##### Data records #####

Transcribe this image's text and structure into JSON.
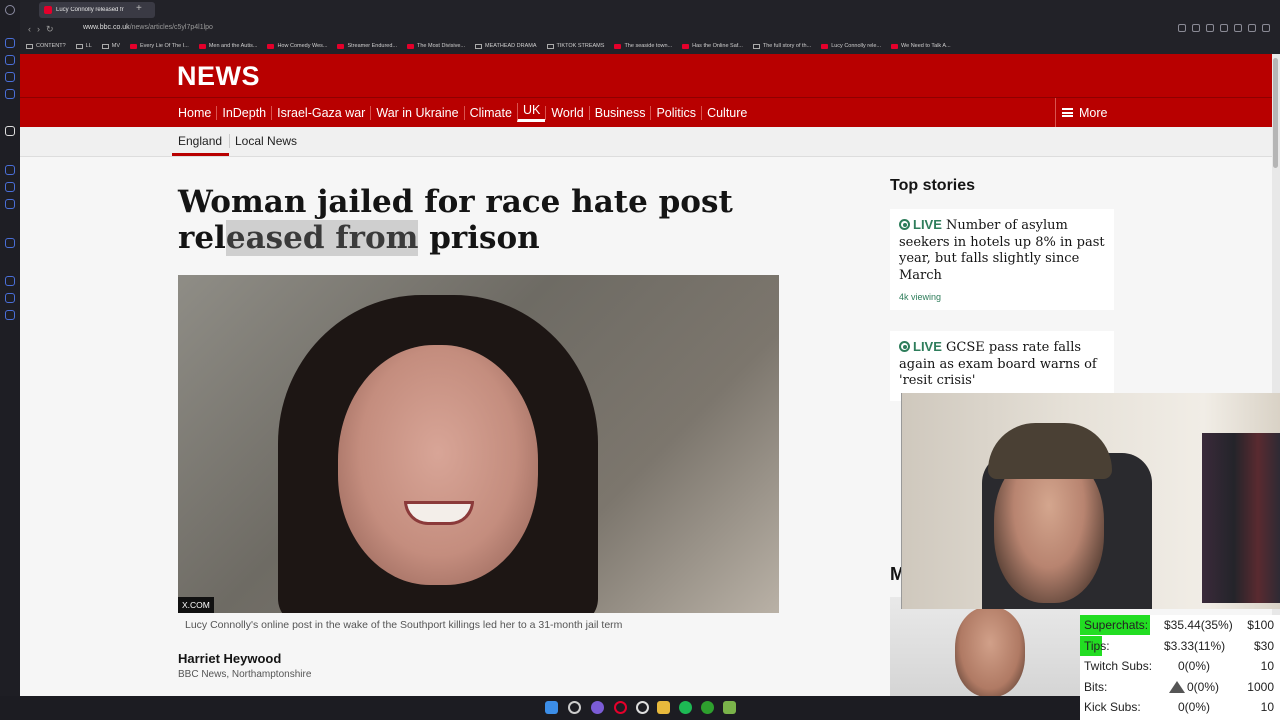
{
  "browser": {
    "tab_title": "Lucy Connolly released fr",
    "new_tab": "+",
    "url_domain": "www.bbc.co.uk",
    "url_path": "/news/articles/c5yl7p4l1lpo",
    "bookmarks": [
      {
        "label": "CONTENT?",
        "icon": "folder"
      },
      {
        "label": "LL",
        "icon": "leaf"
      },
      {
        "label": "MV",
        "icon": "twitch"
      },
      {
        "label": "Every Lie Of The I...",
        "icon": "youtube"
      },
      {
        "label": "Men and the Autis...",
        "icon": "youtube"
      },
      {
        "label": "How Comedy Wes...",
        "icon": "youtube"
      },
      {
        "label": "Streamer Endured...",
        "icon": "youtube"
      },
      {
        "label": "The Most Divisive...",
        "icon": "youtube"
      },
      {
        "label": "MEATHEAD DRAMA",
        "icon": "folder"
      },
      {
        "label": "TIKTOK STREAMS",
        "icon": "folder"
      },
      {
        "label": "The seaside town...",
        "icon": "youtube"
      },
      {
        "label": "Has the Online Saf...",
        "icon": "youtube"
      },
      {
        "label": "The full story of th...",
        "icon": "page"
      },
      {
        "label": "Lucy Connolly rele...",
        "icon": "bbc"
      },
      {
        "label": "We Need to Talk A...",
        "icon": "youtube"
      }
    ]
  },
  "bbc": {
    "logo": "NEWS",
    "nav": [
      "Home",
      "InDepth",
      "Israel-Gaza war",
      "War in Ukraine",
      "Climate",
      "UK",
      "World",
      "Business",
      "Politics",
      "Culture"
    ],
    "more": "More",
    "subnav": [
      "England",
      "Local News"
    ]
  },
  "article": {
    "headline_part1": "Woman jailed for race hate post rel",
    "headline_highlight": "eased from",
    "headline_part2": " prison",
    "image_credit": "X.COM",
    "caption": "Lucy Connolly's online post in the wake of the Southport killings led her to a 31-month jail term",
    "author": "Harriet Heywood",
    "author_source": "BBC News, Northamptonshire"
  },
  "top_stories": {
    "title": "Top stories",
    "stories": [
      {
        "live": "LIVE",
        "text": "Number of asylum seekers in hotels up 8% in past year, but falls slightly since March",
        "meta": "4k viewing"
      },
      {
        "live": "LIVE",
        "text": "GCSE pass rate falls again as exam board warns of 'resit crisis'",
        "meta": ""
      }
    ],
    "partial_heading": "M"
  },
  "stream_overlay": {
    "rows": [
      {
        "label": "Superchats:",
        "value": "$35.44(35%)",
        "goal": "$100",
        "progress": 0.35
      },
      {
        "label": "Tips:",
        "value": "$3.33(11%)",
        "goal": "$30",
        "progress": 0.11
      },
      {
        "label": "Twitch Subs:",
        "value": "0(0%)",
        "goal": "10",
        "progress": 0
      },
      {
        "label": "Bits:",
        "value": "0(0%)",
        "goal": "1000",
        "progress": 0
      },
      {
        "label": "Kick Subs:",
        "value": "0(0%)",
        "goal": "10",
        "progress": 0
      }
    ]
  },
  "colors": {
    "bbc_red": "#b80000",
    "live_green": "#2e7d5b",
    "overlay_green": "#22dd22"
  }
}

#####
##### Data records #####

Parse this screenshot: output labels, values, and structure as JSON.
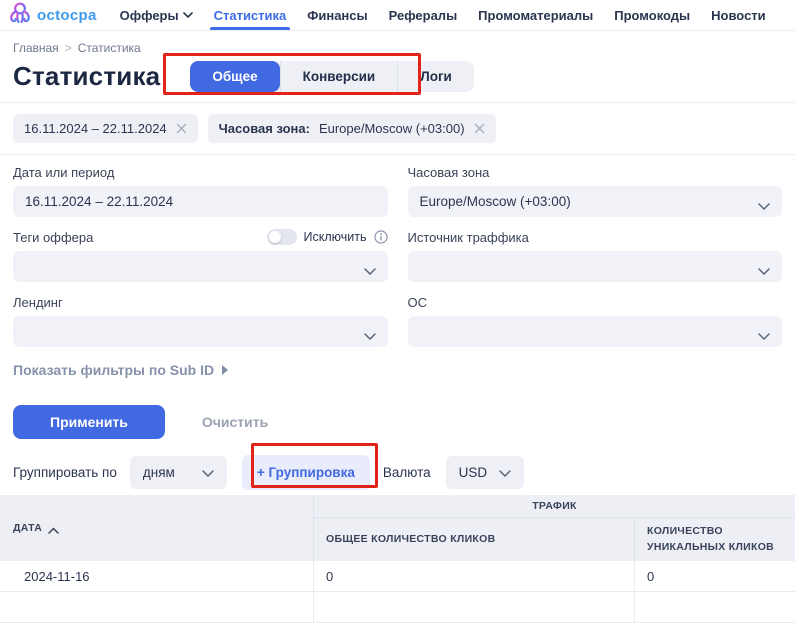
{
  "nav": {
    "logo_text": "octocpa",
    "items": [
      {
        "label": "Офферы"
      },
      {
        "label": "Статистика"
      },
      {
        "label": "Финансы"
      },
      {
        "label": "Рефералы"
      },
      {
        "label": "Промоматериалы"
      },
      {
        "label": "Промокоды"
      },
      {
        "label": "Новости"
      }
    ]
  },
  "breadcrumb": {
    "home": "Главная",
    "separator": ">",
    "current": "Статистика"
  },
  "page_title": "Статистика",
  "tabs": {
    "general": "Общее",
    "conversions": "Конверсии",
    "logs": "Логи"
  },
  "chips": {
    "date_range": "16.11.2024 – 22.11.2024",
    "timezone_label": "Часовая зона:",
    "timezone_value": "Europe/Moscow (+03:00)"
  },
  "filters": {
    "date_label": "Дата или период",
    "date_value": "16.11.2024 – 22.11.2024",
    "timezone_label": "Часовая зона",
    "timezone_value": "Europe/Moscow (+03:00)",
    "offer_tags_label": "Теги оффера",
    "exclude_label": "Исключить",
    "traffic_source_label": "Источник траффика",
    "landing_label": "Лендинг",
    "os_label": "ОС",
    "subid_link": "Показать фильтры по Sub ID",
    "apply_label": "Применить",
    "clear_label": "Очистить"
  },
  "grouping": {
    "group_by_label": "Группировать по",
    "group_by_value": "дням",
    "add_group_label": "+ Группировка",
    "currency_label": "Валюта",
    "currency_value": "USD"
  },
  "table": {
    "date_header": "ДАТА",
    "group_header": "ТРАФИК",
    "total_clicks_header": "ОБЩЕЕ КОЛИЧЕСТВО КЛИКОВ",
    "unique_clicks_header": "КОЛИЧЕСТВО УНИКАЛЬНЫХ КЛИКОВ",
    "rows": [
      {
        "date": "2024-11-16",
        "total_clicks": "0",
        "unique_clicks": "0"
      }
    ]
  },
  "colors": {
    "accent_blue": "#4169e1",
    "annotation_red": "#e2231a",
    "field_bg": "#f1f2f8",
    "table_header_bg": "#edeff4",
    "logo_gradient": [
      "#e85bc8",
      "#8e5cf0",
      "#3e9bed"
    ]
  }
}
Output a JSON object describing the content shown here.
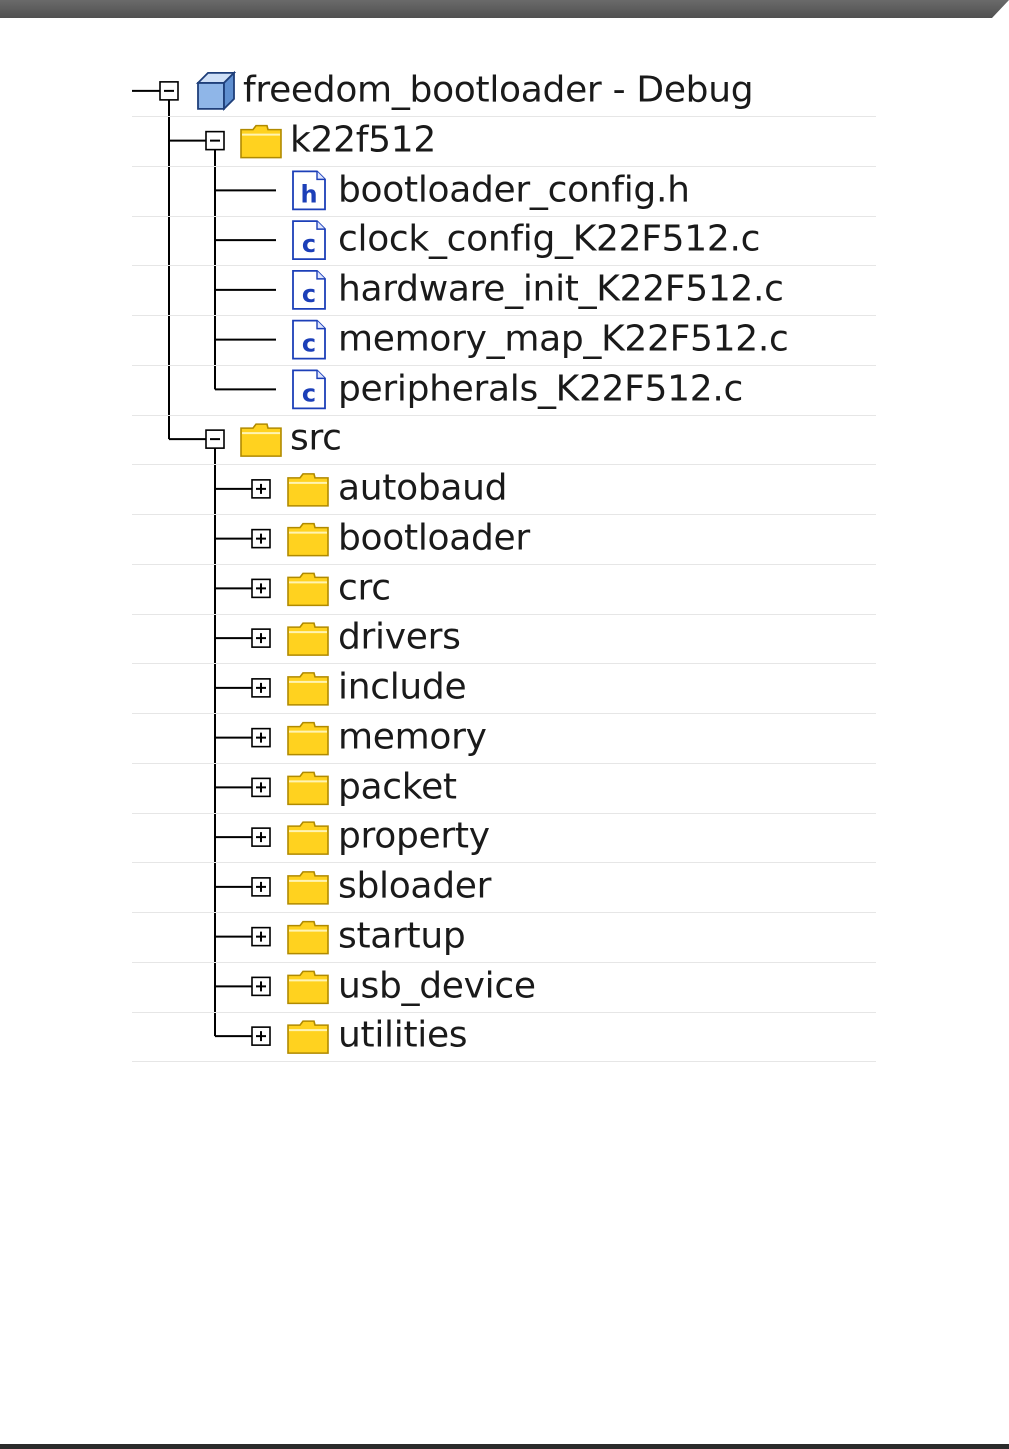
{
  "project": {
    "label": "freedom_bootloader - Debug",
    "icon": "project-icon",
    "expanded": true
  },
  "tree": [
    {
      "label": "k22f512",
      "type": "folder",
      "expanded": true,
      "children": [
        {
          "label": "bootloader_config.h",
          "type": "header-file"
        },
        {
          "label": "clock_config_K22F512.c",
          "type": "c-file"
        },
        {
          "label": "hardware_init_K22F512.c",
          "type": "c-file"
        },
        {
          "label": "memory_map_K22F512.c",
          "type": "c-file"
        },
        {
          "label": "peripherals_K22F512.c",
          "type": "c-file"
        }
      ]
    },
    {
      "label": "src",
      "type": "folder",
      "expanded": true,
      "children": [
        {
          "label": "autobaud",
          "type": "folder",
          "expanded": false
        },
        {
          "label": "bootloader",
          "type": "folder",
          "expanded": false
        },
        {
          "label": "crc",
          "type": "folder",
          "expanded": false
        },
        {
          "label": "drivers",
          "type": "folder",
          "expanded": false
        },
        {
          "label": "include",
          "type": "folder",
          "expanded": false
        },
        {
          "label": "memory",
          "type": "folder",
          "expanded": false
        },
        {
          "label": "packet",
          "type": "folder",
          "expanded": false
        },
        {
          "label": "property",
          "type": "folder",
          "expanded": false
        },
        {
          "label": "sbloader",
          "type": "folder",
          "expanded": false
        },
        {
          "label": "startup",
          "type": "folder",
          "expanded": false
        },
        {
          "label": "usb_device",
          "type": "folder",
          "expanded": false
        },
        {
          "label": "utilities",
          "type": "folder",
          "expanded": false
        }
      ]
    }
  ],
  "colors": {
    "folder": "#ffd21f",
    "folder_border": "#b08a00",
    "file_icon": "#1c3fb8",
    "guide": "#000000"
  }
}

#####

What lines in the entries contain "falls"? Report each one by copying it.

#### Solution to the exercise:
        "text": "Number of asylum seekers in hotels up 8% in past year, but falls slightly since March",
        "text": "GCSE pass rate falls again as exam board warns of 'resit crisis'",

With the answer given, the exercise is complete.